### WORK ORDER:
Retype each record below word for word, pictures excluded.

Data records for software interfaces

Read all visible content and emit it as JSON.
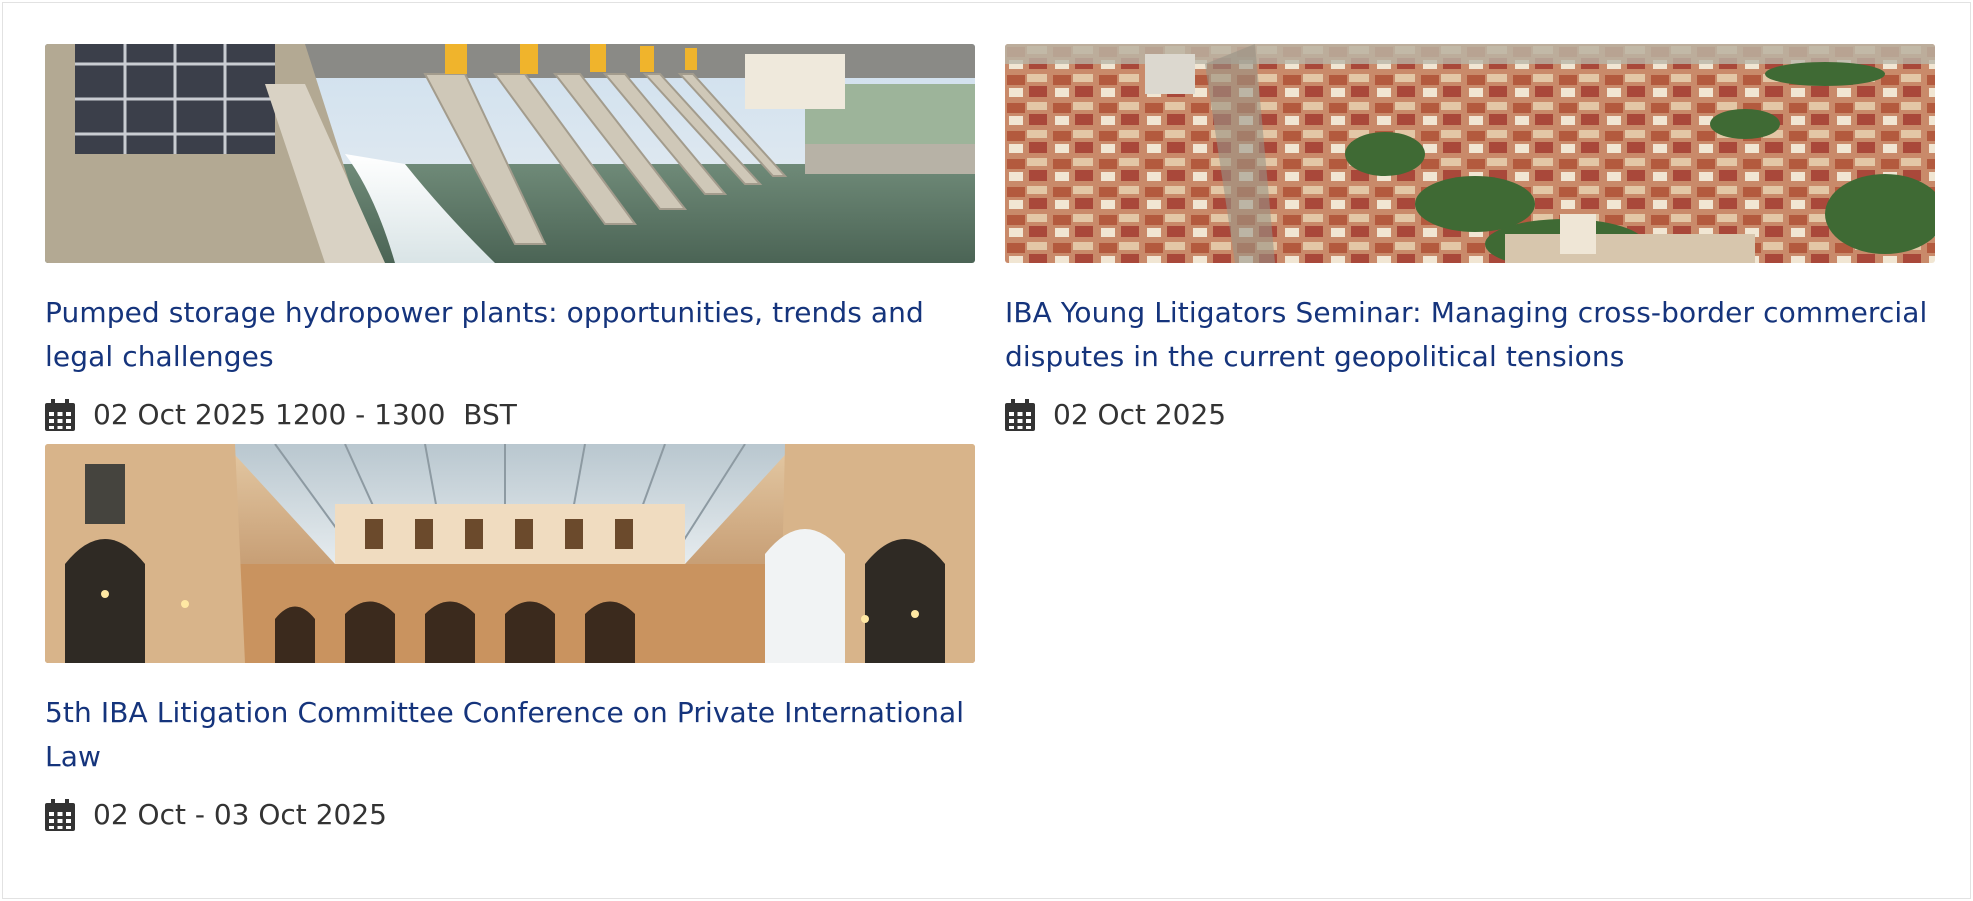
{
  "events": [
    {
      "title": "Pumped storage hydropower plants: opportunities, trends and legal challenges",
      "date": "02 Oct 2025 1200 - 1300  BST",
      "image_subject": "hydropower dam spillway",
      "icon": "calendar-icon"
    },
    {
      "title": "IBA Young Litigators Seminar: Managing cross-border commercial disputes in the current geopolitical tensions",
      "date": "02 Oct 2025",
      "image_subject": "aerial city rooftops",
      "icon": "calendar-icon"
    },
    {
      "title": "5th IBA Litigation Committee Conference on Private International Law",
      "date": "02 Oct - 03 Oct 2025",
      "image_subject": "glass-roofed shopping gallery",
      "icon": "calendar-icon"
    }
  ],
  "colors": {
    "title": "#15347c",
    "meta_text": "#333333",
    "border": "#e2e2e2"
  }
}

### ANSWER FOR THIS EXERCISE:
Read all visible content and emit it as JSON.
{
  "events": [
    {
      "title": "Pumped storage hydropower plants: opportunities, trends and legal challenges",
      "date": "02 Oct 2025 1200 - 1300  BST",
      "image_subject": "hydropower dam spillway",
      "icon": "calendar-icon"
    },
    {
      "title": "IBA Young Litigators Seminar: Managing cross-border commercial disputes in the current geopolitical tensions",
      "date": "02 Oct 2025",
      "image_subject": "aerial city rooftops",
      "icon": "calendar-icon"
    },
    {
      "title": "5th IBA Litigation Committee Conference on Private International Law",
      "date": "02 Oct - 03 Oct 2025",
      "image_subject": "glass-roofed shopping gallery",
      "icon": "calendar-icon"
    }
  ],
  "colors": {
    "title": "#15347c",
    "meta_text": "#333333",
    "border": "#e2e2e2"
  }
}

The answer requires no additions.